Eager as the restaurant managers, hostesses and power groupies are to have New York’s favorite former President in their midst, they will have to bear with the tiresome rituals associated with the ex-Presidency. Since the election of George W. Bush, New York Democrats have taken ironic consolation in the knowledge that their routines will no longer be held hostage to the roadblocks, frozen zones, 30-car motorcades and all the other baggage that accompanied Mr. Clinton’s frequent visits. Mr. Bush figures to visit New York only when he must. But Mr. Clinton will be a daily presence, and he remains entitled to Secret Service protection. While his motorcades may not be as big as they once were, and while the human shield around him will grow smaller, he won’t be strolling into the Four Seasons, or anywhere else, alone.
The exact size of the Secret Service contingent that will accompany Mr. Clinton everywhere is not public information, said Secret Service spokesman Marc Connolly. He added, however, that Mr. Clinton will be entitled to the protection offered “our other protectees.” And that will mean Secret Service security sweeps and small but significant motorcades every time Mr. Clinton moves around town. In a sampling of what will be a daily occurrence in Manhattan, former President Jimmy Carter came to town in early January to promote his memoirs, An Hour Before Daylight . Mr. Carter traveled through midtown in a small motorcade, while an advance team of Secret Service agents fanned out to the Barnes & Noble store in Lincoln Center and other tour locations to prepare the way for the ex-President. “We work hard to minimize inconveniences,” said Mr. Connolly of the Secret Service’s work. “We try to minimize delays.” He noted that it will be “quite easier to move a small number of vehicles” through Manhattan “than it is to move a 30-car or 50-car motorcade.”
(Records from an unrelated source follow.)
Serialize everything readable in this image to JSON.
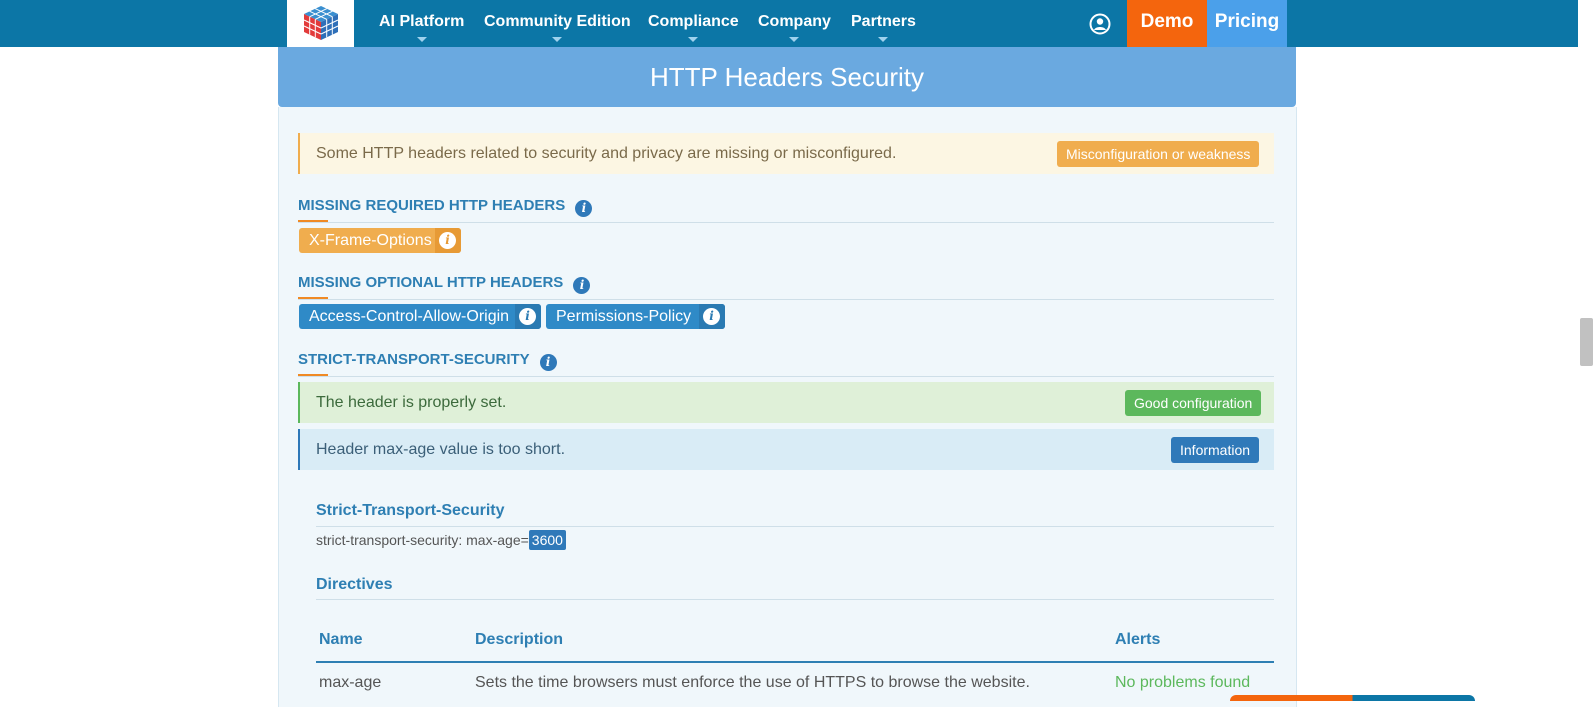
{
  "navbar": {
    "items": [
      {
        "label": "AI Platform"
      },
      {
        "label": "Community Edition"
      },
      {
        "label": "Compliance"
      },
      {
        "label": "Company"
      },
      {
        "label": "Partners"
      }
    ],
    "demo_label": "Demo",
    "pricing_label": "Pricing",
    "accent": "#0c76a6"
  },
  "panel": {
    "title": "HTTP Headers Security",
    "warning_text": "Some HTTP headers related to security and privacy are missing or misconfigured.",
    "warning_badge": "Misconfiguration or weakness"
  },
  "missing_required": {
    "title": "MISSING REQUIRED HTTP HEADERS",
    "headers": [
      "X-Frame-Options"
    ]
  },
  "missing_optional": {
    "title": "MISSING OPTIONAL HTTP HEADERS",
    "headers": [
      "Access-Control-Allow-Origin",
      "Permissions-Policy"
    ]
  },
  "hsts": {
    "title": "STRICT-TRANSPORT-SECURITY",
    "success_text": "The header is properly set.",
    "success_badge": "Good configuration",
    "info_text": "Header max-age value is too short.",
    "info_badge": "Information",
    "header_name": "Strict-Transport-Security",
    "raw_prefix": "strict-transport-security: max-age=",
    "raw_value": "3600",
    "directives_title": "Directives",
    "table": {
      "columns": [
        "Name",
        "Description",
        "Alerts"
      ],
      "rows": [
        {
          "name": "max-age",
          "description": "Sets the time browsers must enforce the use of HTTPS to browse the website.",
          "alert": "No problems found"
        }
      ]
    }
  },
  "icons": {
    "info": "i"
  }
}
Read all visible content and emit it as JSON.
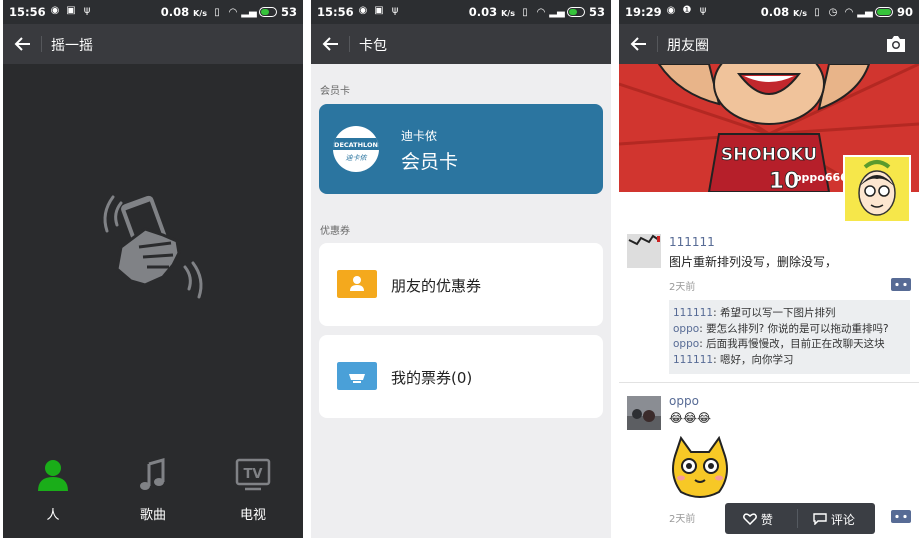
{
  "screens": [
    {
      "status": {
        "time": "15:56",
        "net_speed": "0.08",
        "net_unit": "K/s",
        "battery": "53",
        "battery_level": 0.53
      },
      "title": "摇一摇",
      "tabs": [
        {
          "label": "人",
          "icon": "person-icon",
          "active": true
        },
        {
          "label": "歌曲",
          "icon": "music-note-icon",
          "active": false
        },
        {
          "label": "电视",
          "icon": "tv-icon",
          "active": false
        }
      ]
    },
    {
      "status": {
        "time": "15:56",
        "net_speed": "0.03",
        "net_unit": "K/s",
        "battery": "53",
        "battery_level": 0.53
      },
      "title": "卡包",
      "member_section": "会员卡",
      "member_card": {
        "brand": "迪卡侬",
        "name": "会员卡",
        "logo_text": "DECATHLON",
        "logo_sub": "迪卡侬",
        "color": "#2b75a0"
      },
      "coupon_section": "优惠券",
      "coupons": [
        {
          "label": "朋友的优惠券",
          "icon": "friend-coupon-icon",
          "color": "#f4a91d"
        },
        {
          "label": "我的票券(0)",
          "icon": "ticket-icon",
          "color": "#4aa0d8"
        }
      ]
    },
    {
      "status": {
        "time": "19:29",
        "net_speed": "0.08",
        "net_unit": "K/s",
        "battery": "90",
        "battery_level": 0.9
      },
      "title": "朋友圈",
      "cover": {
        "jersey_text": "SHOHOKU",
        "jersey_number": "10"
      },
      "profile_name": "oppo666",
      "posts": [
        {
          "user": "111111",
          "text": "图片重新排列没写，删除没写，",
          "time": "2天前",
          "comments": [
            {
              "user": "111111",
              "text": "希望可以写一下图片排列"
            },
            {
              "user": "oppo",
              "text": "要怎么排列? 你说的是可以拖动重排吗?"
            },
            {
              "user": "oppo",
              "text": "后面我再慢慢改，目前正在改聊天这块"
            },
            {
              "user": "111111",
              "text": "嗯好，向你学习"
            }
          ]
        },
        {
          "user": "oppo",
          "text": "😂😂😂",
          "time": "2天前"
        }
      ],
      "actions": {
        "like": "赞",
        "comment": "评论"
      }
    }
  ],
  "colors": {
    "accent_green": "#1aad19",
    "link_blue": "#576b95",
    "dark_bar": "#393a3e"
  }
}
No doubt as the Bush Restoration gets settled and New York Democrats look out at a red-shaded world they do not recognize, they will gladly put up with security sweeps in their dining rooms and motorcades parked outside their favorite restaurant (even if it’s McDonald’s). For they still regard Mr. Clinton as the man who broke the Republican Party’s near-monopoly on the White House since the 1960’s (and therefore the man who could hand out big jobs to long-suffering attorneys and policy wonks), and a man who seemed to belong in New York all along. “He’ll have too many friends,” said publicist Bobby Zarem, who considers himself one of them. “Everybody who worked with him … will do anything and everything they can to spend time with him. I don’t know how he’ll weed it out.”
The irony here, of course, is that Mr. Clinton will arrive in New York to accept the laurels of a conquering hero despite, and not because of, his political achievements. Historians already have decided that he was the most conservative Democratic President since Grover Cleveland. He signed legislation repealing a welfare entitlement that had been enshrined in the New Deal. He signed the North American Free Trade Agreement, which business wanted and labor sought desperately to block. He adopted the rhetoric of conservative Republicans on small-bore issues like school uniforms. And, ideology aside, he engaged in conduct that so many feminists and liberals would usually describe as sexual harassment.
And yet, New York’s power elites can hardly wait to spot him in the street or be summoned to a dinner with him or be asked to do him a favor.
That’s because, in the end, they think of Bill Clinton as one of them. And that’s what matters, after all.